By Chris Rietz | For the Lansing State Journal
Organissimo's triumphant second CD "This Is The Place" already has attracted attention on the national jazz scene - but for those of you whose eyes have already glazed over at the word "jazz," hold on; this isn't what you think.
They're a no-nonsense jazz outfit, to be sure, but in the great Jimmy Smith "organ trio" tradition, bringing together an honest jazz vocabulary to a decidedly soul/R&B nightclub vibe - all built around the mighty Hammond B-3 organ, a sound everybody loves.
Jim Alfredson is also known to the locals for his work with Root Doctor, but he's building a national reputation among lovers of the genre, even earning envious remarks from B-3 Olympian Joey DeFrancesco.
Guitarist Joe Gloss met Alfredson in 1996 when they were both MSU Jazz Studies students, and his cliche- free guitar lines seem like models of architecture and economy, even when the notes are flying fast. His tone has some bite, too, even a whisper of distortion - a welcome departure from the bass-knob-to-10 colorlessness on which most jazz guitarists seem to insist.

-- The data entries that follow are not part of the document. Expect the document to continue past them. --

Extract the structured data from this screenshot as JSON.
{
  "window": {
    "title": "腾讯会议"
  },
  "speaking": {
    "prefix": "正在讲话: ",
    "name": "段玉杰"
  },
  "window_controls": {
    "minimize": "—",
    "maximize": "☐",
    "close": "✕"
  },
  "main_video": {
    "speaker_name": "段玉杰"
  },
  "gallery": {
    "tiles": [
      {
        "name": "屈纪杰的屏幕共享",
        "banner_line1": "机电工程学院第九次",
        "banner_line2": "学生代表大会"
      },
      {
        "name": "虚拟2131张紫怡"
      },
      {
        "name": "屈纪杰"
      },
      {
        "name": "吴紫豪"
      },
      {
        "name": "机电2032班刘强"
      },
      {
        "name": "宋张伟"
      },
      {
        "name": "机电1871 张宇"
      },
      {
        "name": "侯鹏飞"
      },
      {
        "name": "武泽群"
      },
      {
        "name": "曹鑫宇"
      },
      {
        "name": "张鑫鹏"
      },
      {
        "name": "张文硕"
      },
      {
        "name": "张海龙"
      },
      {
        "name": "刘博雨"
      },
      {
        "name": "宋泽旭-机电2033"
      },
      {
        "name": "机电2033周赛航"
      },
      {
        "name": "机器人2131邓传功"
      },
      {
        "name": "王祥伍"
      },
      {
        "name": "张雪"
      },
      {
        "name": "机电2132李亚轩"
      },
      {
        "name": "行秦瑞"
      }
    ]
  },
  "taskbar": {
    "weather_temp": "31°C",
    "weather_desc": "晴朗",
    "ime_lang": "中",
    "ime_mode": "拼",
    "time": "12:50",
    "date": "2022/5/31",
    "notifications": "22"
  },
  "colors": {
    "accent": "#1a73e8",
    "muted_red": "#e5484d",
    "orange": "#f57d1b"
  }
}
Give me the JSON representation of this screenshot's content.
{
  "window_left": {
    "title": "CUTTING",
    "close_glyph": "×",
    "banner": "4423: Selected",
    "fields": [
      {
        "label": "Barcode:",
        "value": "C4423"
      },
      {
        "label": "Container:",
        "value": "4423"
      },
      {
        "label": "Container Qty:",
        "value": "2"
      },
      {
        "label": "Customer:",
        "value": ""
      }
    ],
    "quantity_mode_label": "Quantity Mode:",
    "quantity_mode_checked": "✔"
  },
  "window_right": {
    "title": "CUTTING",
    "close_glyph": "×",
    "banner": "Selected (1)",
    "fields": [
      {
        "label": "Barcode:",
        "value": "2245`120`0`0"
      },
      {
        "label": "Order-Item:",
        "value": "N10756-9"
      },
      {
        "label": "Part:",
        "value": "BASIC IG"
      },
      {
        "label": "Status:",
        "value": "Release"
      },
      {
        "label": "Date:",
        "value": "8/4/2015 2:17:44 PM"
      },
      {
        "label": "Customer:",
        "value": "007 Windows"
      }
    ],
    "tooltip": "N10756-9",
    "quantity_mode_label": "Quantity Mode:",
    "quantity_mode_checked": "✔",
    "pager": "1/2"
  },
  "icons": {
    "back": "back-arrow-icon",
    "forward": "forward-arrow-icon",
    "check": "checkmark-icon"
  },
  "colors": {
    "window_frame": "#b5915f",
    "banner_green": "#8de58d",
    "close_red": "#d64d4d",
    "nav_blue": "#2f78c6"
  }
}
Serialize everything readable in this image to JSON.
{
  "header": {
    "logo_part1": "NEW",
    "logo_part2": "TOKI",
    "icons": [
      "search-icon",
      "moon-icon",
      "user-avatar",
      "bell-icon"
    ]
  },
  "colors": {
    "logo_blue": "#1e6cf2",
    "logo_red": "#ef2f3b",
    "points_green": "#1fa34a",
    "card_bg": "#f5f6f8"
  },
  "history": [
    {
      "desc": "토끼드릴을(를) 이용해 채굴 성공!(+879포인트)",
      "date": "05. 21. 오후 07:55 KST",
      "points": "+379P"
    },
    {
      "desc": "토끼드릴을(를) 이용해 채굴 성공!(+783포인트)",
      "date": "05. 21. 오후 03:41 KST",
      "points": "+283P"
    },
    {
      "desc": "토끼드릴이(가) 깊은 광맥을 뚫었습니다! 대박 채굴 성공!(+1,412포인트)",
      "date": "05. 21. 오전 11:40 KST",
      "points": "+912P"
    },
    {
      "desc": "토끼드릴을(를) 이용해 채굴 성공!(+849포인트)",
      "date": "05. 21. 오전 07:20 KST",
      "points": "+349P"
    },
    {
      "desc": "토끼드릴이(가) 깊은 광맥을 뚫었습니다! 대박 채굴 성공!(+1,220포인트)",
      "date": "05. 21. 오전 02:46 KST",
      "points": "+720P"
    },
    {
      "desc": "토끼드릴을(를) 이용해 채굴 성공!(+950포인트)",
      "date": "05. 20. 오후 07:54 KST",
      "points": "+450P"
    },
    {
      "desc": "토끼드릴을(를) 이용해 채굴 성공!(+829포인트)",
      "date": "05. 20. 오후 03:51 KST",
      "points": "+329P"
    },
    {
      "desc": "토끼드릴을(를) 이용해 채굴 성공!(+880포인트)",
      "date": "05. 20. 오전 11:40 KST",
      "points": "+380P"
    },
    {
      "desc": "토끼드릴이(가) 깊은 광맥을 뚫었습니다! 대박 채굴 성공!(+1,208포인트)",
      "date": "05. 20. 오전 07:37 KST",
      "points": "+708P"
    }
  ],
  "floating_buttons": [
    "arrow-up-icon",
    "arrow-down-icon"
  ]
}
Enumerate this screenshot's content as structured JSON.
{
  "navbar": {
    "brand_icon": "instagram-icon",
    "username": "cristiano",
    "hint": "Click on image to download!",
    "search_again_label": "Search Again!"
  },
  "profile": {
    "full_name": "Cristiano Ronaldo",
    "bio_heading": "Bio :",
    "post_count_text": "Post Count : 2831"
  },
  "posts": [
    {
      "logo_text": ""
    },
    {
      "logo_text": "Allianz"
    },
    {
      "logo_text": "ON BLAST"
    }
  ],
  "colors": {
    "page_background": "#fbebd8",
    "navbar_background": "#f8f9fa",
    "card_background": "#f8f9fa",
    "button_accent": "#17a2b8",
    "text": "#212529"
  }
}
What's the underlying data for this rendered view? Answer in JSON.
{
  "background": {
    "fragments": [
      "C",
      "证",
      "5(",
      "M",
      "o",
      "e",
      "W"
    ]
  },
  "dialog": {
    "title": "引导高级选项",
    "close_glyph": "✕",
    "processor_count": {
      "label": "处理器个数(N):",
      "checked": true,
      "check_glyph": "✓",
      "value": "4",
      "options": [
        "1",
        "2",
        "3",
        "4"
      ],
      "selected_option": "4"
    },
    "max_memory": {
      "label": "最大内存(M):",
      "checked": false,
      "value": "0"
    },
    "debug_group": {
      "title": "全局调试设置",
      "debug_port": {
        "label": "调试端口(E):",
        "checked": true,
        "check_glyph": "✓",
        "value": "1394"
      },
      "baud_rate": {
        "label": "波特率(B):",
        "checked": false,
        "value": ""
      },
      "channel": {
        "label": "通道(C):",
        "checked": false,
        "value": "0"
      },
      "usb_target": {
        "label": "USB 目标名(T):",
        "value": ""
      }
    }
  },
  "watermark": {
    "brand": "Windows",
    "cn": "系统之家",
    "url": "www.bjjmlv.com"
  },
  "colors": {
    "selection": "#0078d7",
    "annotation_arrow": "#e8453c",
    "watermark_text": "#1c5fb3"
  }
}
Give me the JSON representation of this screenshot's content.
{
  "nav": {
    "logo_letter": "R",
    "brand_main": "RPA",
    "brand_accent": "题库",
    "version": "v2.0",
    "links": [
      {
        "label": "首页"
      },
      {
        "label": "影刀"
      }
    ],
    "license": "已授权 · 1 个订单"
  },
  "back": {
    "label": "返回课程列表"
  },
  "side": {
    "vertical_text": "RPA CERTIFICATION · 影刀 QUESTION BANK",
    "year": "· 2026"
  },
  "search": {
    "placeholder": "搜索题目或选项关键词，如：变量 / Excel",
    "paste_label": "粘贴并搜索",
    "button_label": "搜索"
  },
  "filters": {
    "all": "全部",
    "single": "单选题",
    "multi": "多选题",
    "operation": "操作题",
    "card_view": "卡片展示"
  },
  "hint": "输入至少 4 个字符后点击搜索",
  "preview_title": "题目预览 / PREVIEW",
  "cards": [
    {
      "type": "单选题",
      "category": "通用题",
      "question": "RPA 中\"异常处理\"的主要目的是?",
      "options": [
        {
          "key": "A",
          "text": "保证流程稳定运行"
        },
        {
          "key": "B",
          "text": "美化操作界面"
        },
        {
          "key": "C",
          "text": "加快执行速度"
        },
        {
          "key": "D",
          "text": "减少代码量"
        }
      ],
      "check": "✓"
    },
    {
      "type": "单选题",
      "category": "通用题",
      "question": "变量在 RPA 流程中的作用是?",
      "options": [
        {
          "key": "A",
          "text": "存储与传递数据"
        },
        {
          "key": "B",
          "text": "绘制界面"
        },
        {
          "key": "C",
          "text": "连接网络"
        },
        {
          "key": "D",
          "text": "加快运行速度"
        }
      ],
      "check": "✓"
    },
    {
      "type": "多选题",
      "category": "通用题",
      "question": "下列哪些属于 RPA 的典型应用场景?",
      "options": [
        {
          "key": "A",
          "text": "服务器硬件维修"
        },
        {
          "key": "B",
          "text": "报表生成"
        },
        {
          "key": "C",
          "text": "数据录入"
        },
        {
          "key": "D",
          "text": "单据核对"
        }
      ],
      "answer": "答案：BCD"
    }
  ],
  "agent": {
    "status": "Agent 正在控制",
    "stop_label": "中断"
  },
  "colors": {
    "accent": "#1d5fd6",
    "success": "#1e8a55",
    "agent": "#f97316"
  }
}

Their meeting with veteran drummer Randy Marsh in 2000 was the event that put the trio in gear, his intuitive, just-this-side-of-melodic drumming making Organissimo a truly three-voiced ensemble.
A hard-funk, New Orleans- type groove seems to be the trio's comfort zone, as in "Greaze Monkey," "Stomp Yo' Feets" or "Wealthy Street," the address of Billy's Lounge in Grand Rapids. But they keep things fresh with a zippy triple-meter on "Smoking Section" and a careening 7-based pulse on "Play Nice."
Two covers leaven the set of originals, Gloss's juicy guitar introducing a twitchy samba version of "Tenderly." The other is Frank Zappa's "Peaches en Regalia," a vehicle for Zappa's signature melding of melodic sophistication and goofiness, and a great fit here.
"We're a bar band," they insist, but they're stressing a point: the meticulous arrangements and formidable chops may say "conservatory," but that effortless, hard-spanking funk groove says "let's have some fun."